- [Data]

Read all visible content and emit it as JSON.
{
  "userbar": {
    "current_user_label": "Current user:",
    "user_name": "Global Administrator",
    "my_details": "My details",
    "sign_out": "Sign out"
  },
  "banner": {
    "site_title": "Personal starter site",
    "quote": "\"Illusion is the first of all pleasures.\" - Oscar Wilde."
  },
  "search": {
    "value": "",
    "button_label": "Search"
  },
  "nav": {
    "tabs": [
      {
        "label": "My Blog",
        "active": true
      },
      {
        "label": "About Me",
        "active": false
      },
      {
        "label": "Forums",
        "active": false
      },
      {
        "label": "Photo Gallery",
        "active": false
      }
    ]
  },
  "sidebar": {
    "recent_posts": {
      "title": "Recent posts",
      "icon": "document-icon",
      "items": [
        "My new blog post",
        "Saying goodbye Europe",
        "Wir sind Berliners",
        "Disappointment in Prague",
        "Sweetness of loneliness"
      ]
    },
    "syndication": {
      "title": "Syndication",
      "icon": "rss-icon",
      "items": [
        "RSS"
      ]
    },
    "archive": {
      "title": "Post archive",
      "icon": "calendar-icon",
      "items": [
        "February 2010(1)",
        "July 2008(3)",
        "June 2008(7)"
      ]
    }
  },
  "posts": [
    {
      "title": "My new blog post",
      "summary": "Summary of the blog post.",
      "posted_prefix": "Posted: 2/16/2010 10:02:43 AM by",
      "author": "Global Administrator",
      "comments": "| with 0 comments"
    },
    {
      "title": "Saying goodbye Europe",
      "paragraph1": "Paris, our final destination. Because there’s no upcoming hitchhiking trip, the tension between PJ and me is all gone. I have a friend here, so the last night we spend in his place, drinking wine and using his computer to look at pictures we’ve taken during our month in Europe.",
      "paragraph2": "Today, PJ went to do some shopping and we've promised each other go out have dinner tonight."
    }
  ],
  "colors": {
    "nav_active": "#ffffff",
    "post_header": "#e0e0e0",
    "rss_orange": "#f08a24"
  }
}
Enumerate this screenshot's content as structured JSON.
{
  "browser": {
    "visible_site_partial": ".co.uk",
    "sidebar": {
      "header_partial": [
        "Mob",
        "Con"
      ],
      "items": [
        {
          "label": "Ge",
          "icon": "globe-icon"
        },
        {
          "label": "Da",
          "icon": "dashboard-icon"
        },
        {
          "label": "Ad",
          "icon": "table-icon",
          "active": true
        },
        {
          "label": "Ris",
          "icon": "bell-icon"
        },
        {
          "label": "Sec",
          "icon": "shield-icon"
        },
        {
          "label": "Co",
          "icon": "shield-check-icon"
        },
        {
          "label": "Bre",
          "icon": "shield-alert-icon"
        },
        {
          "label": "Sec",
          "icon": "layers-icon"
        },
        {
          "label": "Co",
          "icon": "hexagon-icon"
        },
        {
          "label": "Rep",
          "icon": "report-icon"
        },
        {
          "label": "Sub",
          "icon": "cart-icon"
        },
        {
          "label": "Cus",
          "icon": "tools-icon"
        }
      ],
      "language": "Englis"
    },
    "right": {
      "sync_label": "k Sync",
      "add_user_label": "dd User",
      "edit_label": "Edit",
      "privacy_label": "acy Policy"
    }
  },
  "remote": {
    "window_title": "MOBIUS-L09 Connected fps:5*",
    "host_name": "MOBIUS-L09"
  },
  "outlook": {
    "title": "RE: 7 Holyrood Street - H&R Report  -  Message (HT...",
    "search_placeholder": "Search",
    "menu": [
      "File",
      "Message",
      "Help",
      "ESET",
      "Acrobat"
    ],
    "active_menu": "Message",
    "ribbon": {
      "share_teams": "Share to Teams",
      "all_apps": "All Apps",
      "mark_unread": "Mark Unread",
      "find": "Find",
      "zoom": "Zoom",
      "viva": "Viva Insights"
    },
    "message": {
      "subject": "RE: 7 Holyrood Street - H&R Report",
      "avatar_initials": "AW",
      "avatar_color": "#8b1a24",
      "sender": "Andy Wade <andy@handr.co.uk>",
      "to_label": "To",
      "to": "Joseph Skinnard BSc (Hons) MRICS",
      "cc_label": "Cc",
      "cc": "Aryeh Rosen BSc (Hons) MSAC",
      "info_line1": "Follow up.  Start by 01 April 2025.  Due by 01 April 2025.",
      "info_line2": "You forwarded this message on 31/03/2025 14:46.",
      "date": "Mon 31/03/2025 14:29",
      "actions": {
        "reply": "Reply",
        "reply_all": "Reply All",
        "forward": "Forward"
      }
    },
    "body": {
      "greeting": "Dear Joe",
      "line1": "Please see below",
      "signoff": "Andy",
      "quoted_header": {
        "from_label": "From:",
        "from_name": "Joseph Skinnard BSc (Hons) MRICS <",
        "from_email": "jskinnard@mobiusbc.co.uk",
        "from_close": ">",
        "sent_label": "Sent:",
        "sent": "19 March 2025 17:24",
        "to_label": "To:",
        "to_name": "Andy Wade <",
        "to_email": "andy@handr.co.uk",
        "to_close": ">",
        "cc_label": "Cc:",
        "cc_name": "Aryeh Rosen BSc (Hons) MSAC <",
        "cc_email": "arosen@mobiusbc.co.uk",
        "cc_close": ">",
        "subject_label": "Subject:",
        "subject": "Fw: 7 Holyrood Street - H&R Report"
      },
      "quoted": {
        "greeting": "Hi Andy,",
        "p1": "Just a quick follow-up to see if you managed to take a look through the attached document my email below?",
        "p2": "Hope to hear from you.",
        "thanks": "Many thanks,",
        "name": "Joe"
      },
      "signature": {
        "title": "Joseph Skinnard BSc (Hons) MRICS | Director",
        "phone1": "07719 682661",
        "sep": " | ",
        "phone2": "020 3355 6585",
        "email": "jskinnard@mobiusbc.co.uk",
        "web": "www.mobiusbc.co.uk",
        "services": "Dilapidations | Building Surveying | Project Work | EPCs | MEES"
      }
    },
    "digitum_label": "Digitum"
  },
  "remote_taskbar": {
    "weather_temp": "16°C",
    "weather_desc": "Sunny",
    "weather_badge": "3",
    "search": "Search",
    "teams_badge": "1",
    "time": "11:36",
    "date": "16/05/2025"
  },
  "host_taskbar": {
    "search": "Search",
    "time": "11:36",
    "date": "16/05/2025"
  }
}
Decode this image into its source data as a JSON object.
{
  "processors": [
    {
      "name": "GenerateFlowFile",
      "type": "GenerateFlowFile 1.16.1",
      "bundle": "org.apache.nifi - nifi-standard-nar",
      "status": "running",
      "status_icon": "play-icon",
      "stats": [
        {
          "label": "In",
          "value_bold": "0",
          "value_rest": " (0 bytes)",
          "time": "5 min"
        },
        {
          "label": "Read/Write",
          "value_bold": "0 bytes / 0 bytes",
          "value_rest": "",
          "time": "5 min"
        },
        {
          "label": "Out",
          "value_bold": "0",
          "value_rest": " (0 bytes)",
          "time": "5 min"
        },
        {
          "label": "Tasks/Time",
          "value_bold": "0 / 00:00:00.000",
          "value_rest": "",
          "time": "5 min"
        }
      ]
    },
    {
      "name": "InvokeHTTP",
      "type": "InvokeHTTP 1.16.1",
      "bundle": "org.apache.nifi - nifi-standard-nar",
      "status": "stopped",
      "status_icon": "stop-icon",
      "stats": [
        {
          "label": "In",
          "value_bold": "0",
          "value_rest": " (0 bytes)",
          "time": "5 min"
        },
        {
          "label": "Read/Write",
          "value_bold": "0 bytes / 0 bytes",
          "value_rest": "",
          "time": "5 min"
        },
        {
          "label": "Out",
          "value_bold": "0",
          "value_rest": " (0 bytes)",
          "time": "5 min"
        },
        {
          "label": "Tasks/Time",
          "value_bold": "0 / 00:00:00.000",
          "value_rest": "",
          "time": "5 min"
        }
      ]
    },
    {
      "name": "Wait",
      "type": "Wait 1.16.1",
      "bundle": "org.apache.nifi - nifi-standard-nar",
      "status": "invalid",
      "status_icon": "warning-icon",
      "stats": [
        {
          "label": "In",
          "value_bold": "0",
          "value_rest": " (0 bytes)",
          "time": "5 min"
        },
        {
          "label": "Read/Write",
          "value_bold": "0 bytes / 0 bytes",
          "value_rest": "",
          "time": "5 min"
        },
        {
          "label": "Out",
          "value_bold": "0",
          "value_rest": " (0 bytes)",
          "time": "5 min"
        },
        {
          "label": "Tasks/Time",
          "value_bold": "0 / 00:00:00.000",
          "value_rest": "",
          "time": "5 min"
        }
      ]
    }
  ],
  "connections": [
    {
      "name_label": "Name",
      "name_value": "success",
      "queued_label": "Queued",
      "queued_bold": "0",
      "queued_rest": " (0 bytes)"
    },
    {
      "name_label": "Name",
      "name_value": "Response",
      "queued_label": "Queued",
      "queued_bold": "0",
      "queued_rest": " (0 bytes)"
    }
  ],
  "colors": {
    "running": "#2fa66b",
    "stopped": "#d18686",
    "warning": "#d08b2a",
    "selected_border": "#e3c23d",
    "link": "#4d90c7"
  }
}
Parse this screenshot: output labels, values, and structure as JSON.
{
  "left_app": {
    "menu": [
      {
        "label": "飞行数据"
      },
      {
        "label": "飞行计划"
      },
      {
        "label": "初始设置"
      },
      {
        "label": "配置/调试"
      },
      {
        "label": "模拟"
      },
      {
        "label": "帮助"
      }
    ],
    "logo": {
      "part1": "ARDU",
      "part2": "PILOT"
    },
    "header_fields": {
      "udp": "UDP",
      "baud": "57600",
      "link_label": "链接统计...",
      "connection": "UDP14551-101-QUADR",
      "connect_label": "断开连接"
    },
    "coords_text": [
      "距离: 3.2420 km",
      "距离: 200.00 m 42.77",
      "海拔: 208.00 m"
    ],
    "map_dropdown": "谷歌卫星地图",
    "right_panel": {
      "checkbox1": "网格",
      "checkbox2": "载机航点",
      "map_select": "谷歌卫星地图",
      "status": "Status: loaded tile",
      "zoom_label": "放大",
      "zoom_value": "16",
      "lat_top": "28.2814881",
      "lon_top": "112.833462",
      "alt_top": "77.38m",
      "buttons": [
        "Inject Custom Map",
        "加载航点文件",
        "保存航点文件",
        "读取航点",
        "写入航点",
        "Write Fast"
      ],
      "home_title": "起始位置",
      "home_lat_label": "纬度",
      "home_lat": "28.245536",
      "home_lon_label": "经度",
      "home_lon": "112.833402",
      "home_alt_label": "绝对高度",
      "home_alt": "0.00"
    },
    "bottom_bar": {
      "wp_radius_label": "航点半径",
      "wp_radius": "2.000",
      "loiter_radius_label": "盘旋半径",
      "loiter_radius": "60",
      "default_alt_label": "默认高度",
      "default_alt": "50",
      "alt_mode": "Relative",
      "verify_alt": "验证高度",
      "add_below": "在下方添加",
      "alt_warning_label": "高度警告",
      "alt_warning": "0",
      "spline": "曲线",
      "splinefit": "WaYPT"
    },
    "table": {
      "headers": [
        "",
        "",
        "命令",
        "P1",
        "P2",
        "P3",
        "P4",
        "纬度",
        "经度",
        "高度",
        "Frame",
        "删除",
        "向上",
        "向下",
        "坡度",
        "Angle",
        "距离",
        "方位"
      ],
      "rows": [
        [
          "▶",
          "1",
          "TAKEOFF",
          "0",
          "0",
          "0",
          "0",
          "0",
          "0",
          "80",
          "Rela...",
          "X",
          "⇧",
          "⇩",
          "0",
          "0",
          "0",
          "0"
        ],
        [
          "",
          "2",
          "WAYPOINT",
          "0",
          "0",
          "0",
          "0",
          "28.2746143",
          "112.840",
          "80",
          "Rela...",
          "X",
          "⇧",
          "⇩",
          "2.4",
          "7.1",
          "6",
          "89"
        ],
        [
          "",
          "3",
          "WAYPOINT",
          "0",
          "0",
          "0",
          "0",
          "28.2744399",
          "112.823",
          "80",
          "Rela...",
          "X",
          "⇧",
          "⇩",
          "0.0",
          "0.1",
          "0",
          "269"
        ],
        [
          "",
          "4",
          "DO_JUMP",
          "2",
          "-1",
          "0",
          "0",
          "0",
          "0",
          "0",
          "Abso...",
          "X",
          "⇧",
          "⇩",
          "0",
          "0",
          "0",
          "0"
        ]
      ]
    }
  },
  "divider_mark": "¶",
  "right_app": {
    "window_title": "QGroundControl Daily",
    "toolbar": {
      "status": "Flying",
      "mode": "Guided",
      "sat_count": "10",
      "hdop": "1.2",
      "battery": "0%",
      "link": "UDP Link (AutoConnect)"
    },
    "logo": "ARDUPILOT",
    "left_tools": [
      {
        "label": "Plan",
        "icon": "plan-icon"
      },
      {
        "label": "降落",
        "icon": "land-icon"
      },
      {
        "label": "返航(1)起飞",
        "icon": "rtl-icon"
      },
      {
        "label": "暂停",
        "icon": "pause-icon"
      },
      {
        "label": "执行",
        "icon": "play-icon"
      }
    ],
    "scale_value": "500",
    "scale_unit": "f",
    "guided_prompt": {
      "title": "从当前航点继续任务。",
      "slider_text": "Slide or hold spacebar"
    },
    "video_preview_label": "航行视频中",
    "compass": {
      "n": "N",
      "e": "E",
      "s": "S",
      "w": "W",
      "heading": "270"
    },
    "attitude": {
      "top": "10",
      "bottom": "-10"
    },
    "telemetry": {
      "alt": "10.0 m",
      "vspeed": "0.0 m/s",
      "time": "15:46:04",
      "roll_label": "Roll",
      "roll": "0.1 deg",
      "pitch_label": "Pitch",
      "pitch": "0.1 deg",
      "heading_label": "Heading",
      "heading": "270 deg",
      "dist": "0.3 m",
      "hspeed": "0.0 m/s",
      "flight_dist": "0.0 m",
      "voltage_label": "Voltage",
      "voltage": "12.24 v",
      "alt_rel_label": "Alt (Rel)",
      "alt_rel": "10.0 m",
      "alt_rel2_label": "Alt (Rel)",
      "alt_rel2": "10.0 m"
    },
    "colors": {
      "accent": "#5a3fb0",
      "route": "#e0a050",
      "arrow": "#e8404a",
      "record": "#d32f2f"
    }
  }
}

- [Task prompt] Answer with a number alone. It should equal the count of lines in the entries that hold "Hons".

- [Answer space] 5